However, if you’re a person who has ever purchased a few tools from the Dollar Store, then you’ll know that not all tools are made the same. We have all been suckered into picking up a cheap pair of pliers or a box of screw bits from a store that sells inexpensive import tools only to have them break on us after one or two uses. 

Pole Barns are not that extreme, but they can be made on the cheap; and when that happens, you’ll notice over time that getting the quick deal was not worth it in the long run. 

We contract with builders who have higher standards in the materials and construction of each barn. 

six good reasons to work with us

(1) we make our laminated beams

laminated beam

Pole Buildings are anchored to the posts going into the ground, so their integrity is vital to the life of your barn. Instead of a solid block post, we only use laminated beams. Each beam is made from layers of 2X6 (or 2x8) Yellow Pine, glued, pressed, then screwed together.  We bury the treated lumber 48" deep. (code is usually 36") You can learn more about it in an article from Construction Magazine where they explain why "glue-lams" are better for building.  

(2) more screws than nails

 There is certainly a place in the framing of a building for both, but where it counts, we use coated screws instead. The reason is because they just work better and last longer. Popular Mechanics did research on this topic and said that screws “… have stronger holding abilities than nails and can draw pieces together. Coupled with an adhesive, screws create a very tight bond between two pieces of wood.” 

(3) more roof trusses

We order the trusses for your barn built just for your size and install them every 4 feet. Some builders span every 6 to 8 feet, but adding those extra roof supports will minimize potential damage due to a heavy snow load, and it simply adds more weight to the construction helping with possible wind damage. More trusses mean more wood to attach your roof in place, and a greater overall strength of your building. 

(4) we like perma columns

 This is a proven way to increase the strength and longevity of your barn. A Perma Column is a cement post buried in the ground on which your laminated posts are mounted. On the average barn, they do increase the cost by  a few thousand dollars, but, you’ll never wonder if your posts are rotting in the ground. We do build with treated lumber if you choose not to use the perma columns, but you may want to consider the piece of mind they offer.  

(5) 40 year warranty on metal

We use 29 gauge metal and partner with Qualiform Metals out of Shiloh, Ohio. They’re confident in their product and offer a 40-year warranty on the color. Even during the sunniest summers here in the mid-west, you should never worry about your barn roof or sides fading out.  Did you know your insurance company may lower your rate for a metal roof, and they deflect the suns rays more than shingles, offering a bit more efficiency.    

(6) Amish crews are the best

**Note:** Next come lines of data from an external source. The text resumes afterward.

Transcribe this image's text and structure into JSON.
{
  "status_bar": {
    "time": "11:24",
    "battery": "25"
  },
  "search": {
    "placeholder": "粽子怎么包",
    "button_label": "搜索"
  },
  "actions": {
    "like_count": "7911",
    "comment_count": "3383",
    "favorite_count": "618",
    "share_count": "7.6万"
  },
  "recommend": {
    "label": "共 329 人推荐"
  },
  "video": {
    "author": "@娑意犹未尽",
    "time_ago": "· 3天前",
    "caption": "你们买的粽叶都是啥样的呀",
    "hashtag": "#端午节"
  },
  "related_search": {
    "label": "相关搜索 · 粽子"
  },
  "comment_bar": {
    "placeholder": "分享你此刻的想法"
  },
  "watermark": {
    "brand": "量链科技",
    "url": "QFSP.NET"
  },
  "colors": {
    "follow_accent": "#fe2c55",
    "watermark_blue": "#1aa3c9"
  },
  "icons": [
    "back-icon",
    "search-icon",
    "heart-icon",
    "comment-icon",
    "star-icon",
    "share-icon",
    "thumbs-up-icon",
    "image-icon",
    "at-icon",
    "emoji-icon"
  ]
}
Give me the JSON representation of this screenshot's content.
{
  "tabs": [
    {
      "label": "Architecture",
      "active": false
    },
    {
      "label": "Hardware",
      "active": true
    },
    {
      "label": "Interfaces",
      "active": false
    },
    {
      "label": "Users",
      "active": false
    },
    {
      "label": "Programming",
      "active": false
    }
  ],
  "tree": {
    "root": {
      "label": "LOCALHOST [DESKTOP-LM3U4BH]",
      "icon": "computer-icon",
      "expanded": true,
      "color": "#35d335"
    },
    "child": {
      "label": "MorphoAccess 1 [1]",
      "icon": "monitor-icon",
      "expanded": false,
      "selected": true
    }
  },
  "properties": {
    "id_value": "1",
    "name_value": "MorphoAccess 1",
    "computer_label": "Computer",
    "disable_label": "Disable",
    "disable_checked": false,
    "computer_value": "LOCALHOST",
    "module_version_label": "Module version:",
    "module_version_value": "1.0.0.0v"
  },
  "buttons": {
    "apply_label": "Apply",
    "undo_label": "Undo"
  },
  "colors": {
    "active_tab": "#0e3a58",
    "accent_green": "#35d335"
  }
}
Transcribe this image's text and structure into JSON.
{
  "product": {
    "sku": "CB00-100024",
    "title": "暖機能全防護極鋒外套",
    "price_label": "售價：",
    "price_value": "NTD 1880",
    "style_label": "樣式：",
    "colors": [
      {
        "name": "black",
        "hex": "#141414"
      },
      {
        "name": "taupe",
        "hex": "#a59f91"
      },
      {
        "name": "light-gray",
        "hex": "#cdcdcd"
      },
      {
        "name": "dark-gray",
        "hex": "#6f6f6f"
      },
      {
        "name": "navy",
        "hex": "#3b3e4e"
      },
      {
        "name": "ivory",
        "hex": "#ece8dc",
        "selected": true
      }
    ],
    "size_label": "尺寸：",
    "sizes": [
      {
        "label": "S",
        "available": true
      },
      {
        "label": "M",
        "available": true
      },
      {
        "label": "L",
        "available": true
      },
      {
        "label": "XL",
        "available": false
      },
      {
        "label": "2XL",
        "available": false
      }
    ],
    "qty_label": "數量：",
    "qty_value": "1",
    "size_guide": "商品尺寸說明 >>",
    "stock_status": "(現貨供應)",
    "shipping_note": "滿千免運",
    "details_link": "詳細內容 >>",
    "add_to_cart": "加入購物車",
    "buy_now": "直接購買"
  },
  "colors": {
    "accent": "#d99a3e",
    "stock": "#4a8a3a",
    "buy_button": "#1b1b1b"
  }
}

Even those who live outside of the Mid-West or Pennsylvania, where most of our American Amish and Mennonite families are found, all know about the folk-lore of the “Amish barn raising”. The time when multiple families and multiple generations come together for a colossal project.  Sure, other guys can build a barn, but for these men, it’s in their blood.